Chinese organizations file complaint against Kuderer, alleging racism

The complaint alleges Kuderer used a racist term and lacks respect for Chinese Americans.

By Leona Vaughn

and Jake Berg

Washington Asians for Equality and the American Coalition for Equality filed a complaint to the Secretary of Senate and Senate Counsels against Sen. Patty Kuderer, D-Bellevue, demanding an apology for her use of what they considered racist language.

The complaint, filed Jan. 20, was over something she said during a hearing before the Senate Housing and Affordability Committee on Jan. 17. Kuderer used the term “Chinese fire drill” to refer to a brief moment of confusion during the hearing.

“Chinese fire drill is a racist term,” Linda Yang, head of Washington Asians for Equality, said in an email. “We are deeply offended. There are many Chinese Americans living in Sen. Kuderer’s 48th District. Her senseless use of this offensive racist term demonstrated her racist attitude towards Chinese Americans that we have experienced over and over.”

Kuderer apologized for her remarks in her opening statement to the committee on Jan. 20.

“I actually want to apologize for an insensitive remark I made in committee last week,” Kuderer said. “I will certainly endeavor to be more mindful. In all the confusion that was happening on [Jan. 17] — calling of witnesses — it was an attempt to be lighthearted but sometimes, we don’t say things the way we really intend them to be.”

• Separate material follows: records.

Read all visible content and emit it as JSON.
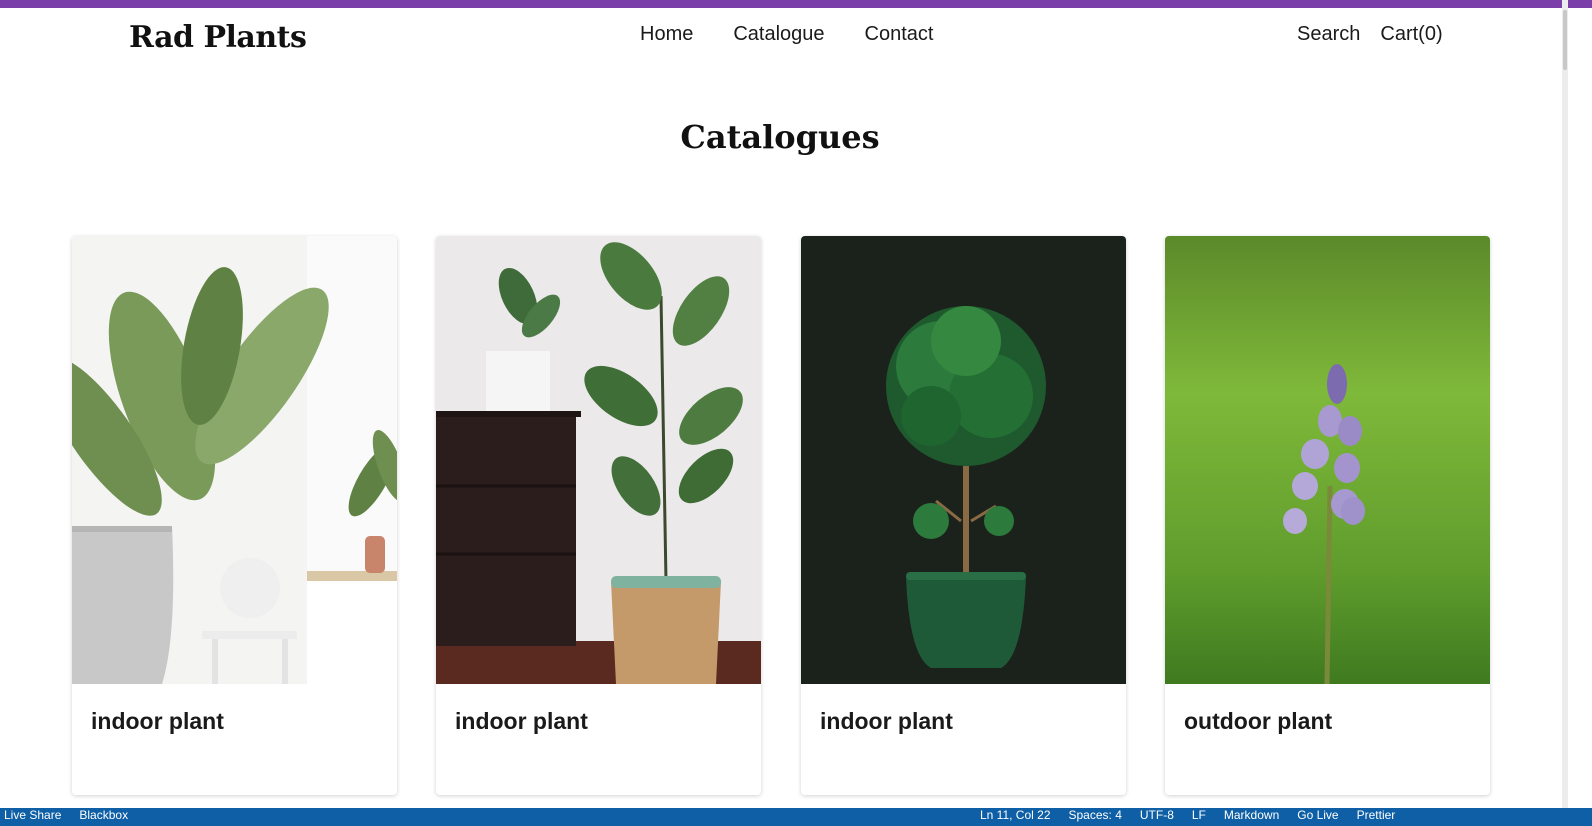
{
  "app": {
    "brand": "Rad Plants",
    "accent_color": "#7a3fa8"
  },
  "nav": {
    "links": [
      "Home",
      "Catalogue",
      "Contact"
    ],
    "search_label": "Search",
    "cart_label": "Cart(0)"
  },
  "page": {
    "title": "Catalogues"
  },
  "cards": [
    {
      "label": "indoor plant",
      "image": "plant-photo-white-room"
    },
    {
      "label": "indoor plant",
      "image": "fiddle-leaf-fig-photo"
    },
    {
      "label": "indoor plant",
      "image": "topiary-tree-photo"
    },
    {
      "label": "outdoor plant",
      "image": "bluebell-flower-photo"
    }
  ],
  "statusbar": {
    "left": [
      "Live Share",
      "Blackbox"
    ],
    "right": [
      "Ln 11, Col 22",
      "Spaces: 4",
      "UTF-8",
      "LF",
      "Markdown",
      "Go Live",
      "Prettier"
    ],
    "color": "#0e5fa5"
  }
}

According to Andy McVicar, communications specialist for the senator, Kuderer’s apology during the committee meeting on Jan. 20, was given about 12 hours prior to an official complaint being filed with the Secretary of Senate and Senate Counsels.

In a Jan. 20 letter to the Secretary of Senate and Senate Counsels, the two organizations demanded an official apology from Kuderer to the Chinese American community.

“We will follow through and make sure that proper investigations and actions will be taken,” Yang said in an email. “Our community deserves to be treated respectfully.”

On Feb. 3 Kuderer gave an additional statement regarding her remarks used on Jan. 17.

“I made an insensitive comment during a confusing moment in a committee meeting. It was brought to my attention by a colleague and I immediately recognized the need for an apology, which I did at the very next committee meeting. I did not intend to insult anyone. My apology was heartfelt and is to everyone, including Chinese Americans,” Kuderer said. “I’ve spent my 30-year legal career fighting on behalf of minorities and women against racism and sexism. I regret the mistake I made. And I look forward to continuing my work fighting discrimination and racism.”

More in News

Shots fired during freeway chase from Everett to Redmond

A Redmond man was arrested around 4 a.m. Saturday after fleeing state troopers by car and on foot.

PNW plant-based foods could help in climate fight

Animal products create a lot of emissions, but veggie alternatives are coming from King County.

The Colstrip Power Plant in Montana. Puget Sound Energy owns 25 percent of the remaining two units. File photo
PSE files to sell part of Colstrip coal plant

The utility owns two units at the Montana power plant.

Fentanyl (Courtesy photo)
Fentanyl overdoses keep increasing in King County

Meth overdoses are on the rise as well, continuing a trend reported on last year.

Charter review could overhaul King County Sheriff’s Office

Several changes to the King County Sheriff’s Office were proposed.

Conceptual designs from Emerald Heights for a new assisted living facility along 176th Ave NE showing both the building, top, and what it will look like with tree cover. Graphic courtesy of Emerald Heights
Proposed Emerald Heights expansion raises concerns on Education Hill

Emerald Heights and the Abbey Road community have both filed appeals to the appellate court.

House passes bill to expand court-ordered gun confiscation

Would apply to people who have threatened to use a firearm against a vulnerable adult

The city of Redmond has been referred to as the Bicycle Capital of the Northwest for over the last 40 years. Jake Berg/staff photo
Washington’s new safe passing law for bikes

Under new law, motorists must give at least three feet of space to cyclists using the roadway.

Jake Berg/staff photo 
                                The main trailhead for Smith Woods park.
Redmond neighborhood at risk of losing walkable access to Smith Woods

Residents are reaching out to the city of Redmond for other access options.

Most Read